– Is the ecological component that goes with vegetarianism a cause that interests you?
– I try not to get too involved in these issues, but it’s definitely a thousand times better for the environment. The resources that are spent, a thousand things because I can’t name just one, to produce the meat, is something that people don’t know about. I haven’t been doing it for that reason, but now I realise that it is very good for the environment. I wish more people would talk about it.
– If you had children, would you take them down the same path as your parents took you?
– Yes, absolutely. I would try to make them vegan. I eat dairy very occasionally. But well, there are many years to go before that happens.
– Do the tournaments on the circuit have good food for vegetarians?
– I’d be lying if I said that all of them do, but a lot of them have already made progress with that. In most of them I can eat very well without having to look for other options outside.
– Has it ever happened to you that at an event you didn’t have the protein you needed?
– Yes, there are weeks when it happens. There are times when I have to go out and eat somewhere else, but it is something that is normal, you have to deal with it and it doesn’t shock me at all. It’s becoming more and more of an issue and it’s easier for me.
Daniel Galán playing the US Open 2022 // USTA
– What would I have been if I hadn’t been a tennis player?
– That’s a very good question. I always liked sports. I always loved cycling. I don’t have the prototype to be a cyclist because I’m very tall, but I think I would have been a sportsman in some other discipline.
– As a good Colombian, do you go out cycling from time to time?

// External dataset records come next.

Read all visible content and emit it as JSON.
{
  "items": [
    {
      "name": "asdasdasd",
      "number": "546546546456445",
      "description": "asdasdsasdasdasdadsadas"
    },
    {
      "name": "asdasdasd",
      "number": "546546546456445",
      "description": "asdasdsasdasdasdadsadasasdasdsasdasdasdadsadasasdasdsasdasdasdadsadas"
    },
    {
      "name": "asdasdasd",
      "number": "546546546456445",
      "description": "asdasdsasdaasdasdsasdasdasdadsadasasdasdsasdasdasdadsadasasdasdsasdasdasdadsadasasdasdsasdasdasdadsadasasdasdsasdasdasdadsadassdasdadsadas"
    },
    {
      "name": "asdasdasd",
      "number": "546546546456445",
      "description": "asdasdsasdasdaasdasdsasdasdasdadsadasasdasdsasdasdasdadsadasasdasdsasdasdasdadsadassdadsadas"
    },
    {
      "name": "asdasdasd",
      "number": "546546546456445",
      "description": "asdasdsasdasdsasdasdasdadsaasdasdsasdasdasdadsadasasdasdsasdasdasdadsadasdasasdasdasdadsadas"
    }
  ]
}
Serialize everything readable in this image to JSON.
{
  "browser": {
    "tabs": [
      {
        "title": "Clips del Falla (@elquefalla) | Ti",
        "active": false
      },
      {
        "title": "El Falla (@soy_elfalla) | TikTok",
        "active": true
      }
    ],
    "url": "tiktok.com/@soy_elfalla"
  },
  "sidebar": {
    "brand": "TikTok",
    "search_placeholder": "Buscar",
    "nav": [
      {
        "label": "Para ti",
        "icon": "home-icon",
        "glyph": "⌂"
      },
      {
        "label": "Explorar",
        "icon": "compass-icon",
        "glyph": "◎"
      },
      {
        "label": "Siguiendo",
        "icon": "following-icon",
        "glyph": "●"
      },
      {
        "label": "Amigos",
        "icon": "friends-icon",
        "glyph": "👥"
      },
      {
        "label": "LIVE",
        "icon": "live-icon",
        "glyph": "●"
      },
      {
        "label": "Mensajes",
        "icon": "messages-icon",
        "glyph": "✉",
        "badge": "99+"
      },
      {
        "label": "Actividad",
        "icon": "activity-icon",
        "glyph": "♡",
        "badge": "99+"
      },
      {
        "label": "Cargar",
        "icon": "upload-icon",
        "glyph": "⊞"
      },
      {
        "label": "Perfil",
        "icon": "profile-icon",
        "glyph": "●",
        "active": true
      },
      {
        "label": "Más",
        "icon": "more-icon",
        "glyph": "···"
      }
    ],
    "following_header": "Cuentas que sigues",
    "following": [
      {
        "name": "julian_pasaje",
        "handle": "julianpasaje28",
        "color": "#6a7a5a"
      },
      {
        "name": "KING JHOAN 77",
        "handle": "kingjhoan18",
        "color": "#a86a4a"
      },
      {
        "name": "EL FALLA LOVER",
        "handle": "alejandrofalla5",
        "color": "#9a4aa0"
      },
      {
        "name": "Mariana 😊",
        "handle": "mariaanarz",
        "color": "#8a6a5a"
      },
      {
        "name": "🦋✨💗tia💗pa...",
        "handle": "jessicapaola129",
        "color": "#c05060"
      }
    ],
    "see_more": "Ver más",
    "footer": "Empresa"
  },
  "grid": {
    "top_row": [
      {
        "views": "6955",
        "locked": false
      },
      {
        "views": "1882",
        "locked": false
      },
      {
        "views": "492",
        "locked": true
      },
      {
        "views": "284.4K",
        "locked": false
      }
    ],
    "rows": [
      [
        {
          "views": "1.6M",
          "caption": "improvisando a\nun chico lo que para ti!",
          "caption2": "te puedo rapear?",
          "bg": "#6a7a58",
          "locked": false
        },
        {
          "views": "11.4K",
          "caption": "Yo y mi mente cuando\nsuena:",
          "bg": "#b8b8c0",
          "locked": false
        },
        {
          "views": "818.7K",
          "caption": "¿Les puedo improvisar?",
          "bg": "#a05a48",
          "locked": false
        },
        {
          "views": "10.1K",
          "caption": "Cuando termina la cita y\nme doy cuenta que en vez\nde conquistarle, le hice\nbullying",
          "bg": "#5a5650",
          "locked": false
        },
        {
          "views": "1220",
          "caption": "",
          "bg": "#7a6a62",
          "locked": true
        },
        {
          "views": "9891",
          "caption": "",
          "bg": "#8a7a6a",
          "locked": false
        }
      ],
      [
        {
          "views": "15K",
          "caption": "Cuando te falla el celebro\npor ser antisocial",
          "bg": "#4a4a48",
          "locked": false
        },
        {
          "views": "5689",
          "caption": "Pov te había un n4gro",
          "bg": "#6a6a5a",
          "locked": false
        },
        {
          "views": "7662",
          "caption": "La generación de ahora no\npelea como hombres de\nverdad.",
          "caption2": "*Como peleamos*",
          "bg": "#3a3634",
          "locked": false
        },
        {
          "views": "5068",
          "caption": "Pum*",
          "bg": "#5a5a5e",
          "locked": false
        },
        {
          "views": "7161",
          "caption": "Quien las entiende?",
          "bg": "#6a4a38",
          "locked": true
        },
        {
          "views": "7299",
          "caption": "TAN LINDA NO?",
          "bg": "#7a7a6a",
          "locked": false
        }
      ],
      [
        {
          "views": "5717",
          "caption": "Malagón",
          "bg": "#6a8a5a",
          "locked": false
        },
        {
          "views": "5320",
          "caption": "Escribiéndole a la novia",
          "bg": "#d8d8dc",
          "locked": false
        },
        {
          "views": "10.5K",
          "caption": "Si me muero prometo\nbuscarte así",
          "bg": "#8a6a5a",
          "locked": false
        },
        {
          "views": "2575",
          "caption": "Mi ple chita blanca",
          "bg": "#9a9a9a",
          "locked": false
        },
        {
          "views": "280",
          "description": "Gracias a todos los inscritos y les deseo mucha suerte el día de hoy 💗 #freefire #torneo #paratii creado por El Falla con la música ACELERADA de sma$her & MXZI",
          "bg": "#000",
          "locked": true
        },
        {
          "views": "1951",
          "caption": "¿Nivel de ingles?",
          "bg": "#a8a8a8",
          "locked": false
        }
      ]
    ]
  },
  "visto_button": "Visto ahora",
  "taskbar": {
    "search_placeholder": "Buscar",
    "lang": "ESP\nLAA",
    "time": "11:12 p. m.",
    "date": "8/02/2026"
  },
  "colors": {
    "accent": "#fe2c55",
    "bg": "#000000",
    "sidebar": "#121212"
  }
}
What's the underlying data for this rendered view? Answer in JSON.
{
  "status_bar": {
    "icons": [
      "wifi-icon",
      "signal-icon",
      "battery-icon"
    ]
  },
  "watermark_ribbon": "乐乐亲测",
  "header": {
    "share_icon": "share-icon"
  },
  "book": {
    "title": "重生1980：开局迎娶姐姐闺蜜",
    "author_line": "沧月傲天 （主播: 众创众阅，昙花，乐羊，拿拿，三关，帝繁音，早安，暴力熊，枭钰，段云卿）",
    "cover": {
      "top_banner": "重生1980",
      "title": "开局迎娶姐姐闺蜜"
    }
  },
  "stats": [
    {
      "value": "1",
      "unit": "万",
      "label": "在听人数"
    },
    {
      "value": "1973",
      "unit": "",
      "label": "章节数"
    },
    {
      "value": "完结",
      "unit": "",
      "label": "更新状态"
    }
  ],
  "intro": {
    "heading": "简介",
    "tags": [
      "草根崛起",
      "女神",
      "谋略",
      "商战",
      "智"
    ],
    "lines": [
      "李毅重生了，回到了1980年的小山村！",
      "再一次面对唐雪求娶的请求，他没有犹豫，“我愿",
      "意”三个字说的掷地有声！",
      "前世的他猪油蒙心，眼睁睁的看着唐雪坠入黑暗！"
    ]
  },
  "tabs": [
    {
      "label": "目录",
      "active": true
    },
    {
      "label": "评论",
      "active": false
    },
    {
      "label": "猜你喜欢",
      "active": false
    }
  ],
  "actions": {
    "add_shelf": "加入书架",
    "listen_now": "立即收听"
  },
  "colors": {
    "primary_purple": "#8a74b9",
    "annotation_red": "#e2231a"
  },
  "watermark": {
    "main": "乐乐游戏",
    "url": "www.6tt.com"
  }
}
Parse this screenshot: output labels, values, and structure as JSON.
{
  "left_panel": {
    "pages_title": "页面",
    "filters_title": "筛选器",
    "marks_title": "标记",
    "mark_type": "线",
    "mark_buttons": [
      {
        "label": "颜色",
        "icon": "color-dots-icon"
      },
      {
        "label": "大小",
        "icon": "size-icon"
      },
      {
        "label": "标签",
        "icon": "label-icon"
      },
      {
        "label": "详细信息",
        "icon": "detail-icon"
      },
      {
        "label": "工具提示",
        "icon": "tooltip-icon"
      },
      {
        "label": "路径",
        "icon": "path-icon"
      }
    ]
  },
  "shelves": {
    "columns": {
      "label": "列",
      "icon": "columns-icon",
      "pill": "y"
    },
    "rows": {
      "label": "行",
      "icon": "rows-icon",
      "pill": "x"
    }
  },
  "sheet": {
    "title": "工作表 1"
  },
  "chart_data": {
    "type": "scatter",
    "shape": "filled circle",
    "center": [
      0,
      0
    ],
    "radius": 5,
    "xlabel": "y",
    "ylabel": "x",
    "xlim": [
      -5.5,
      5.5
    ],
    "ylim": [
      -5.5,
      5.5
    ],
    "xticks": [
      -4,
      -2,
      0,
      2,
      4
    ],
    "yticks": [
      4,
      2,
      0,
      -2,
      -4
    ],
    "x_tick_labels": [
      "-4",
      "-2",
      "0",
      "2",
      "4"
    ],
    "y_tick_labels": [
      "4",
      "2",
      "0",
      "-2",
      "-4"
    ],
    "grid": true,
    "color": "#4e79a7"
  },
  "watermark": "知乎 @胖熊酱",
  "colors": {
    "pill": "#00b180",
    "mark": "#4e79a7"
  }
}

– Unfortunately, I can’t now. I did it for a while, but I fell once and broke my hand. So it can affect me a lot. I have my bike at home, but I don’t use it any more.
– Outside of sport, do you have any other interests?
– That’s something I’m still discovering. Little by little you start to develop other interests.
– A new president recently took office in Colombia. The first left-wing government in your country’s history. Do you identify with Gustavo Petro?
– No comments?
– I don’t get involved in politics.
– Did you vote in the elections?
– Unfortunately, no. I was travelling.
– And why aren’t you interested in talking about politics?
– As a sportsman, I don’t know. In fact I don’t like to be asked about it. I don’t want to suddenly show a point of view that is going to affect something. I prefer to save my opinions.
– What does Colombia need in a general level?
– We need to believe in ourselves. We have many special things that other countries don’t have. We don’t value ourselves, we need to believe more that we are a good country, made of good people. We can really get higher and higher. The affection of the people is very special, the nature is very rich, all of that is great for tourism. We have everything and we should be proud of it. There are so many things that I could go on forever listing them, but the interview can’t be that long (laughs). I am a proud Colombian.
– Are you a football fan?
– Of the national team, yes, but beyond that, I’m not a die-hard fan. It’s a pity we didn’t qualify for the World Cup, but that’s part of sport, just as we tennis players missed out on important tournaments.
– Now you are focused on the Davis Cup against Turkey in Bogota.
– The Cup is completely different. You never know what is going to happen, that’s why we have to be prepared and leave everything on the court.
– How do you experience the series when you play at home?
– Everyone goes, family and friends. You feel the energy of the fans, which is much needed. You don’t always play at home and you have to learn to enjoy it.